And you purge another round.
Finally, you maintain it all by putting in place a system, such as an inbox for paperwork that you process daily or a toy basket your kids use to go around the house picking up things to return to their permanent bins. A box labeled “donate” that you drop off when full may help prevent unwanted items from becoming clutter.
Hoth recommends spending 15 minutes a day or 30 minutes a week on organizational tasks, whether it’s starting at the very beginning of a project or keeping up with the daily drag.
“It really does make a difference. It moves you forward,” she says.
Handy ‘homes’ for your stuff
In a bin
▪ Table top storage boxes with drawers are an excellent way to tame odds and ends. One of Eliza Cantlay’s favorite go-to products is the Akro-Mils’ hardware and craft cabinet, with 32 small drawers and 12 larger drawers. ($40.76, Amazon.com)
▪ Kids will love keeping their rooms neat and tidy — right? — with giant Lego storage blocks. ($21-$36, TheOrganizingStore.com)

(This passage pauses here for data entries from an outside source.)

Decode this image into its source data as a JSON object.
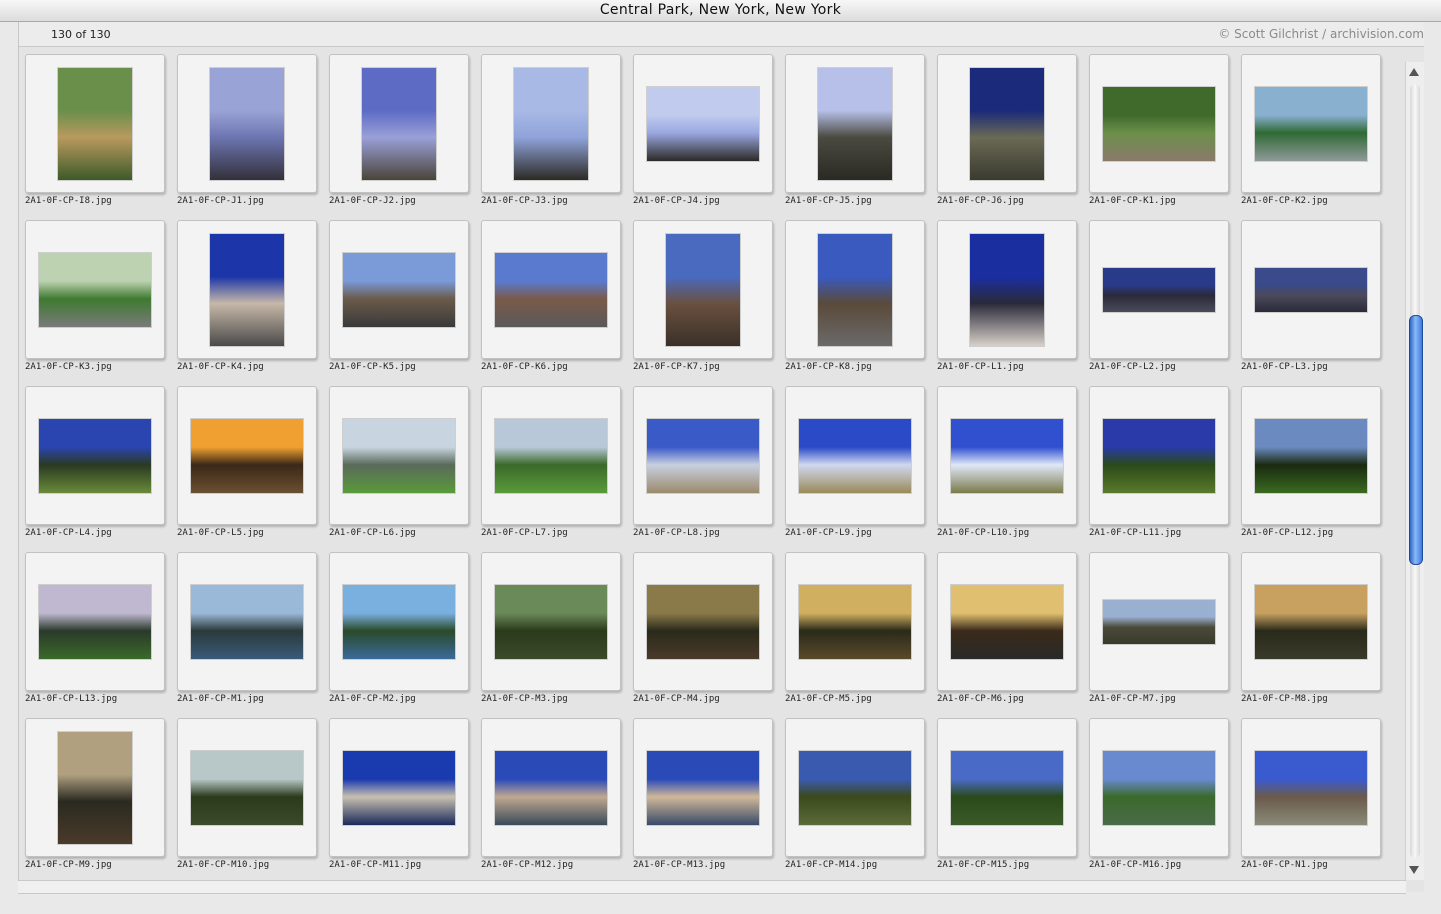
{
  "window": {
    "title": "Central Park, New York, New York",
    "count": "130 of 130",
    "credit": "© Scott Gilchrist / archivision.com"
  },
  "scrollbar": {
    "position_fraction": 0.44,
    "visible_fraction": 0.32
  },
  "photos": [
    {
      "file": "2A1-0F-CP-I8.jpg",
      "shape": "port",
      "colors": [
        "#6a8f4a",
        "#b89a5e",
        "#3d5a28"
      ]
    },
    {
      "file": "2A1-0F-CP-J1.jpg",
      "shape": "port",
      "colors": [
        "#9aa3d6",
        "#6c75b0",
        "#33303a"
      ]
    },
    {
      "file": "2A1-0F-CP-J2.jpg",
      "shape": "port",
      "colors": [
        "#5e6bc4",
        "#9aa0d8",
        "#4a4438"
      ]
    },
    {
      "file": "2A1-0F-CP-J3.jpg",
      "shape": "port",
      "colors": [
        "#a9b9e6",
        "#8fa3da",
        "#2c2a24"
      ]
    },
    {
      "file": "2A1-0F-CP-J4.jpg",
      "shape": "land",
      "colors": [
        "#c0cbee",
        "#9aa8e0",
        "#2c2a26"
      ]
    },
    {
      "file": "2A1-0F-CP-J5.jpg",
      "shape": "port",
      "colors": [
        "#b6c0e8",
        "#4a4a40",
        "#2a2a24"
      ]
    },
    {
      "file": "2A1-0F-CP-J6.jpg",
      "shape": "port",
      "colors": [
        "#1b2a7a",
        "#6a6a55",
        "#3a3a30"
      ]
    },
    {
      "file": "2A1-0F-CP-K1.jpg",
      "shape": "land",
      "colors": [
        "#3f6a2c",
        "#6c8f4a",
        "#8a7a6a"
      ]
    },
    {
      "file": "2A1-0F-CP-K2.jpg",
      "shape": "land",
      "colors": [
        "#8ab0d0",
        "#2f6a34",
        "#8f9a9a"
      ]
    },
    {
      "file": "2A1-0F-CP-K3.jpg",
      "shape": "land",
      "colors": [
        "#bcd2b0",
        "#3e7a30",
        "#7a7a7a"
      ]
    },
    {
      "file": "2A1-0F-CP-K4.jpg",
      "shape": "port",
      "colors": [
        "#1c35a8",
        "#c7b8a8",
        "#4a4a4a"
      ]
    },
    {
      "file": "2A1-0F-CP-K5.jpg",
      "shape": "land",
      "colors": [
        "#7a9ad8",
        "#6a5a4a",
        "#3a3a3a"
      ]
    },
    {
      "file": "2A1-0F-CP-K6.jpg",
      "shape": "land",
      "colors": [
        "#5a7ad0",
        "#7a5a4a",
        "#5a5a5a"
      ]
    },
    {
      "file": "2A1-0F-CP-K7.jpg",
      "shape": "port",
      "colors": [
        "#4a6ac0",
        "#6a5040",
        "#3a3028"
      ]
    },
    {
      "file": "2A1-0F-CP-K8.jpg",
      "shape": "port",
      "colors": [
        "#3a5ac0",
        "#5a4a3a",
        "#6a6a6a"
      ]
    },
    {
      "file": "2A1-0F-CP-L1.jpg",
      "shape": "port",
      "colors": [
        "#1a2ea0",
        "#2a2a3a",
        "#d8d0c8"
      ]
    },
    {
      "file": "2A1-0F-CP-L2.jpg",
      "shape": "pano",
      "colors": [
        "#2a3a8a",
        "#2a2a3a",
        "#4a4a5a"
      ]
    },
    {
      "file": "2A1-0F-CP-L3.jpg",
      "shape": "pano",
      "colors": [
        "#3a4a8a",
        "#4a4a5a",
        "#2a2a3a"
      ]
    },
    {
      "file": "2A1-0F-CP-L4.jpg",
      "shape": "land",
      "colors": [
        "#2a45b0",
        "#2a3a20",
        "#6a8a3a"
      ]
    },
    {
      "file": "2A1-0F-CP-L5.jpg",
      "shape": "land",
      "colors": [
        "#f0a030",
        "#3a2818",
        "#6a5030"
      ]
    },
    {
      "file": "2A1-0F-CP-L6.jpg",
      "shape": "land",
      "colors": [
        "#c8d4e0",
        "#5a6a5a",
        "#5a9a3a"
      ]
    },
    {
      "file": "2A1-0F-CP-L7.jpg",
      "shape": "land",
      "colors": [
        "#b8c8d8",
        "#3a6a2a",
        "#5a9a3a"
      ]
    },
    {
      "file": "2A1-0F-CP-L8.jpg",
      "shape": "land",
      "colors": [
        "#3a5ac8",
        "#c8d0e0",
        "#9a8a6a"
      ]
    },
    {
      "file": "2A1-0F-CP-L9.jpg",
      "shape": "land",
      "colors": [
        "#2a4ac8",
        "#d0d8f0",
        "#9a8a5a"
      ]
    },
    {
      "file": "2A1-0F-CP-L10.jpg",
      "shape": "land",
      "colors": [
        "#3050d0",
        "#e0e8f8",
        "#7a7a4a"
      ]
    },
    {
      "file": "2A1-0F-CP-L11.jpg",
      "shape": "land",
      "colors": [
        "#2a3aa8",
        "#2a4a1a",
        "#5a7a2a"
      ]
    },
    {
      "file": "2A1-0F-CP-L12.jpg",
      "shape": "land",
      "colors": [
        "#6a8ac0",
        "#1a2a10",
        "#3a6a20"
      ]
    },
    {
      "file": "2A1-0F-CP-L13.jpg",
      "shape": "land",
      "colors": [
        "#c0b8d0",
        "#2a3a2a",
        "#3a6a2a"
      ]
    },
    {
      "file": "2A1-0F-CP-M1.jpg",
      "shape": "land",
      "colors": [
        "#9ab8d8",
        "#2a3a3a",
        "#3a5a7a"
      ]
    },
    {
      "file": "2A1-0F-CP-M2.jpg",
      "shape": "land",
      "colors": [
        "#7ab0e0",
        "#2a4a2a",
        "#3a6a9a"
      ]
    },
    {
      "file": "2A1-0F-CP-M3.jpg",
      "shape": "land",
      "colors": [
        "#6a8a5a",
        "#2a3a1a",
        "#3a4a2a"
      ]
    },
    {
      "file": "2A1-0F-CP-M4.jpg",
      "shape": "land",
      "colors": [
        "#8a7a4a",
        "#2a2a1a",
        "#4a3a2a"
      ]
    },
    {
      "file": "2A1-0F-CP-M5.jpg",
      "shape": "land",
      "colors": [
        "#d0b060",
        "#2a2a1a",
        "#5a4a2a"
      ]
    },
    {
      "file": "2A1-0F-CP-M6.jpg",
      "shape": "land",
      "colors": [
        "#e0c070",
        "#3a2a1a",
        "#2a2a2a"
      ]
    },
    {
      "file": "2A1-0F-CP-M7.jpg",
      "shape": "pano",
      "colors": [
        "#9ab0d0",
        "#4a4a3a",
        "#3a3a2a"
      ]
    },
    {
      "file": "2A1-0F-CP-M8.jpg",
      "shape": "land",
      "colors": [
        "#c8a060",
        "#2a2a1a",
        "#3a3a2a"
      ]
    },
    {
      "file": "2A1-0F-CP-M9.jpg",
      "shape": "port",
      "colors": [
        "#b0a080",
        "#2a2a20",
        "#4a3a2a"
      ]
    },
    {
      "file": "2A1-0F-CP-M10.jpg",
      "shape": "land",
      "colors": [
        "#b8c8c8",
        "#2a3a1a",
        "#3a4a2a"
      ]
    },
    {
      "file": "2A1-0F-CP-M11.jpg",
      "shape": "land",
      "colors": [
        "#1a3ab0",
        "#c8c0b0",
        "#1a2a5a"
      ]
    },
    {
      "file": "2A1-0F-CP-M12.jpg",
      "shape": "land",
      "colors": [
        "#2a4ab8",
        "#c0a890",
        "#3a4a5a"
      ]
    },
    {
      "file": "2A1-0F-CP-M13.jpg",
      "shape": "land",
      "colors": [
        "#2a4ab8",
        "#d0b898",
        "#3a4a6a"
      ]
    },
    {
      "file": "2A1-0F-CP-M14.jpg",
      "shape": "land",
      "colors": [
        "#3a5ab0",
        "#3a4a1a",
        "#5a6a3a"
      ]
    },
    {
      "file": "2A1-0F-CP-M15.jpg",
      "shape": "land",
      "colors": [
        "#4a6ac8",
        "#2a4a1a",
        "#3a5a2a"
      ]
    },
    {
      "file": "2A1-0F-CP-M16.jpg",
      "shape": "land",
      "colors": [
        "#6a8ad0",
        "#3a6a2a",
        "#4a6a4a"
      ]
    },
    {
      "file": "2A1-0F-CP-N1.jpg",
      "shape": "land",
      "colors": [
        "#3a5ad0",
        "#6a5a4a",
        "#8a8a7a"
      ]
    }
  ]
}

On a shelf
You can get a box anywhere, but if you want something with a little more flair, you can’t beat nesting boxes by local legend Kate Spade. They are as pretty as her purses. ($54 for three, TheOrganizingStore.com)

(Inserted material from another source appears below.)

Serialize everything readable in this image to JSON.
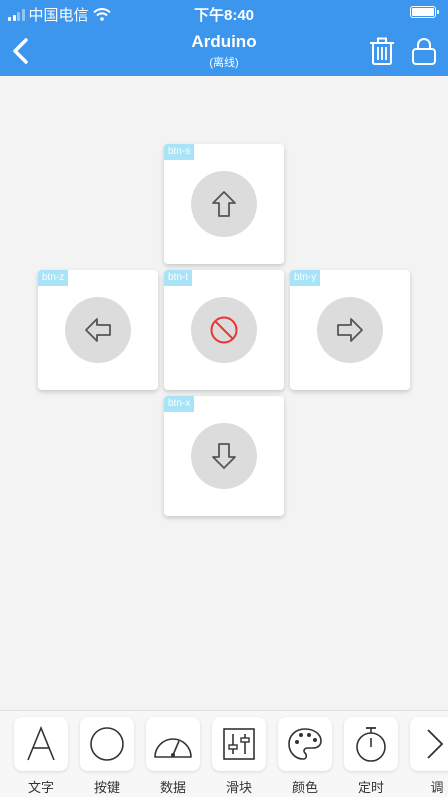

▪ So you have cabinet space, but can you reach it all? Pull-out organizers will help you use all the space in that deep, dark hole. Simple Human has them ranging in size from 9 inches to 20 inches. ($40-$60 at Home Depot, Bed Bath & Beyond and Macy’s)
▪ Why are Lazy Susans called “lazy” when they’re one of the hardest workers in the kitchen? Tracy Hoth is obsessed with OXO’s turntable for the corners in a pantry and the corner shelves of a kitchen if there isn’t one built in.

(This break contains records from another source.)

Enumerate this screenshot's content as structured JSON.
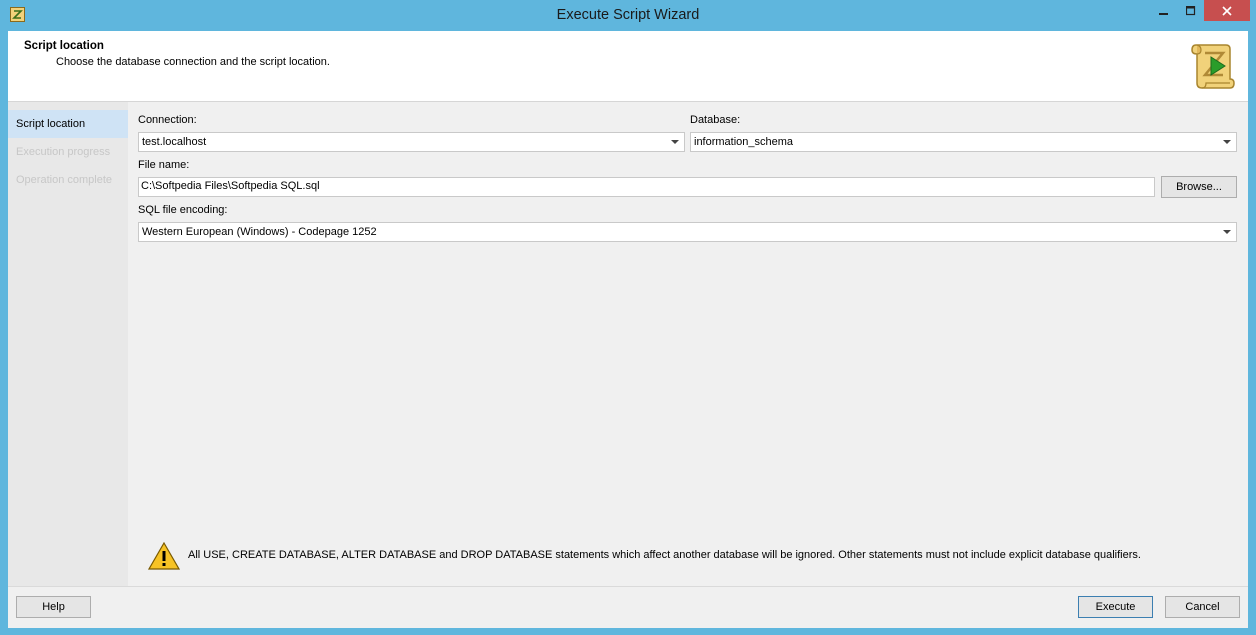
{
  "window": {
    "title": "Execute Script Wizard"
  },
  "header": {
    "title": "Script location",
    "subtitle": "Choose the database connection and the script location."
  },
  "sidebar": {
    "steps": [
      {
        "label": "Script location",
        "state": "active"
      },
      {
        "label": "Execution progress",
        "state": "inactive"
      },
      {
        "label": "Operation complete",
        "state": "inactive"
      }
    ]
  },
  "form": {
    "connection_label": "Connection:",
    "connection_value": "test.localhost",
    "database_label": "Database:",
    "database_value": "information_schema",
    "filename_label": "File name:",
    "filename_value": "C:\\Softpedia Files\\Softpedia SQL.sql",
    "browse_label": "Browse...",
    "encoding_label": "SQL file encoding:",
    "encoding_value": "Western European (Windows) - Codepage 1252"
  },
  "warning": {
    "text": "All USE, CREATE DATABASE, ALTER DATABASE and DROP DATABASE statements which affect another database will be ignored. Other statements must not include explicit database qualifiers."
  },
  "footer": {
    "help_label": "Help",
    "execute_label": "Execute",
    "cancel_label": "Cancel"
  },
  "colors": {
    "titlebar": "#5fb6dd",
    "close_button": "#c74f4f",
    "active_step": "#cfe3f5",
    "primary_border": "#3c7fb1"
  },
  "icons": {
    "app": "execute-script-icon",
    "header": "scroll-play-icon",
    "warning": "warning-triangle-icon"
  }
}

“They are super high quality, and the base stays put,” she notes. 11 inches or 16 inches. ($11.99-$16.99, Lowe’s)
▪ Drawers without dividers are nearly useless. You can use plastic, you can use wood, but for goodness sake, get something in there that will divvy it all up before you reach in for a spoon and come out with a knife wound. Lipper International’s wood drawer dividers are spring-loaded and allow you to determine your own size compartments. ($19.99 for two, Bed Bath & Beyond)
On the wall
▪ Need an easy-to-reach hook for the dog’s leash or your office key fob? Hammer a few decorative hooks in the wall and you have instant accessibility. Crate & Barrel has colorful square hooks in powder-coated steel. ($3.95 each)
▪ Run out of cabinet space? Look for eye-catching organization systems that hang on the wall.
The Grundtal wall organization system from Ikea can be used to custom organize anything, with mix-and-match elements that hook onto hanging bars. (Prices vary)
▪ West Elm also has a super stylish utilitarian wire mesh organizer. ($129)
Under your feet
Items that serve double duty give you a better bang for your buck. Kick your feet up on the Stash storage ottoman and handily store your throws and remotes inside. ($179, Crate & Barrel)
In the car
For all the space inside some trunks, it sure is easy to lose track of things. Keep them from rolling around back there in a Laura Ashley collapsible trunk organizer. ($29.99, Kohl’s)